Nipah virus infection is a zoonotic disease, meaning that it is spread between animals and people. Fruit bats are the natural host for the virus. The first known Nipah outbreak occurred in 1998 in Malaysia and Singapore and resulted in 265 human cases and 105 deaths, and caused significant economic damage to the swine industry there. Since 1999, outbreaks have occurred annually in Asia, primarily in Bangladesh and India. The virus can cause mild-to-severe disease rapidly progressing from respiratory infection symptoms to encephalitis (brain swelling) leading to coma or death. An estimated 40% to 75% of people infected with Nipah virus die. Although most cases are transmitted via animals, person-to-person transmission can occur. Currently, there is no licensed vaccine or treatment for Nipah virus infection.

“Nipah virus poses a considerable pandemic threat because it mutates relatively easily, causes disease in a wide range of mammals, can transmit from person-to-person, and kills a large percentage of the people it infects,” said NIAID Director Anthony S. Fauci, M.D. “The need for a preventive Nipah virus vaccine is significant.”

NIAID’s Pandemic Preparedness Plan, published earlier this year, established a framework to study viruses of pandemic potential and prioritize research on prototype pathogens, such as Nipah virus. This is the first clinical trial using the prototype pathogen approach since the plan’s publication.

The experimental mRNA-1215 Nipah virus vaccine will be tested in a dose-escalation clinical trial to evaluate its safety, tolerability, and ability to generate an immune response in 40 healthy adults ages 18 to 60 years. Specifically, four groups of 10 participants each will receive two doses of the investigational vaccine via injection in the shoulder muscle four or 12 weeks apart. Group one (10 participants) will receive two 25-microgram (mcg) injections; group two will receive two 50-mcg injections; and group three will receive two 100-mcg injections, each four weeks apart. The vaccine dose for the fourth group of participants will be determined based on an interim analysis of the results from the three previous groups. The fourth group will receive two injections 12 weeks apart. Study participants will be evaluated through clinical observation and blood collection at specified times throughout the study and will be followed by clinical study staff through 52 weeks following their final vaccination.

Join The Conversation. Leave a Comment.

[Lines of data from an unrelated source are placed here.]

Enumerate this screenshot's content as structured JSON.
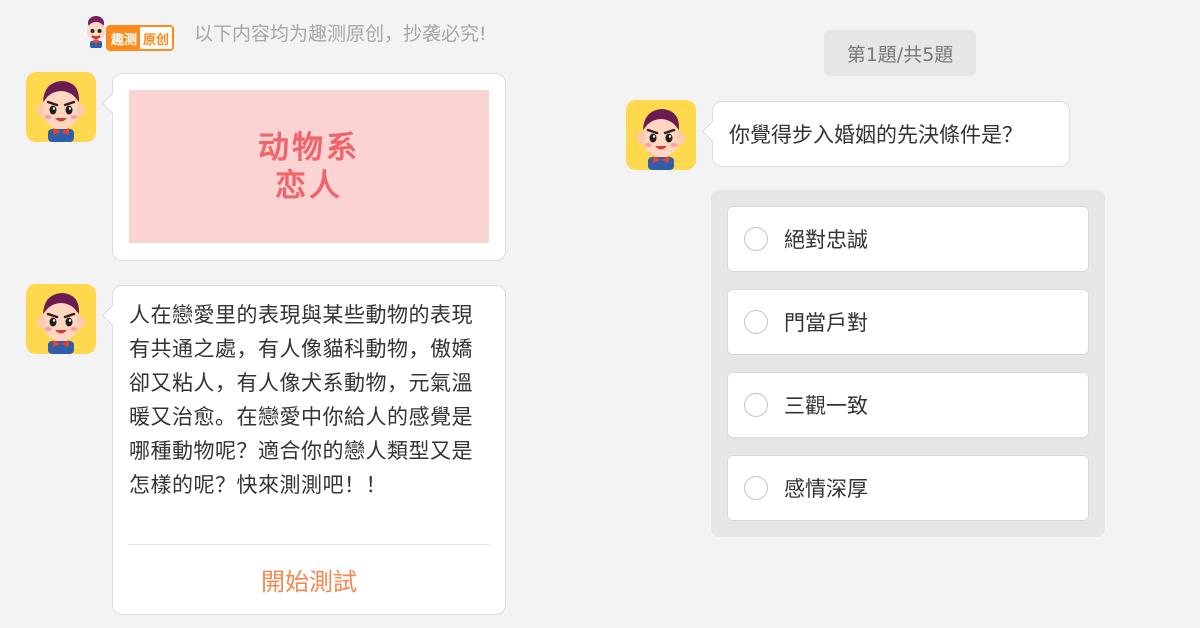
{
  "header": {
    "logo": {
      "part1": "趣测",
      "part2": "原创"
    },
    "notice": "以下内容均为趣测原创，抄袭必究!"
  },
  "intro": {
    "banner_lines": [
      "动物系",
      "恋人"
    ],
    "description": "人在戀愛里的表現與某些動物的表現有共通之處，有人像貓科動物，傲嬌卻又粘人，有人像犬系動物，元氣溫暖又治愈。在戀愛中你給人的感覺是哪種動物呢？適合你的戀人類型又是怎樣的呢？快來測測吧！！",
    "start_button": "開始測試"
  },
  "quiz": {
    "progress": "第1題/共5題",
    "question": "你覺得步入婚姻的先決條件是？",
    "options": [
      "絕對忠誠",
      "門當戶對",
      "三觀一致",
      "感情深厚"
    ]
  },
  "colors": {
    "background": "#f3f3f3",
    "avatar_bg": "#ffd84d",
    "banner_bg": "#fcd3d3",
    "banner_text": "#f0646a",
    "accent_orange": "#f5874f",
    "logo_orange": "#ff8a1c"
  },
  "icons": {
    "avatar": "mascot-avatar-icon",
    "radio": "radio-unchecked-icon"
  }
}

We have no tolerance for comments containing violence, racism, profanity, vulgarity, doxing, or discourteous behavior. If a comment is spam, instead of replying to it please click the ∨ icon below and to the right of that comment. Thank you for partnering with us to maintain fruitful conversation.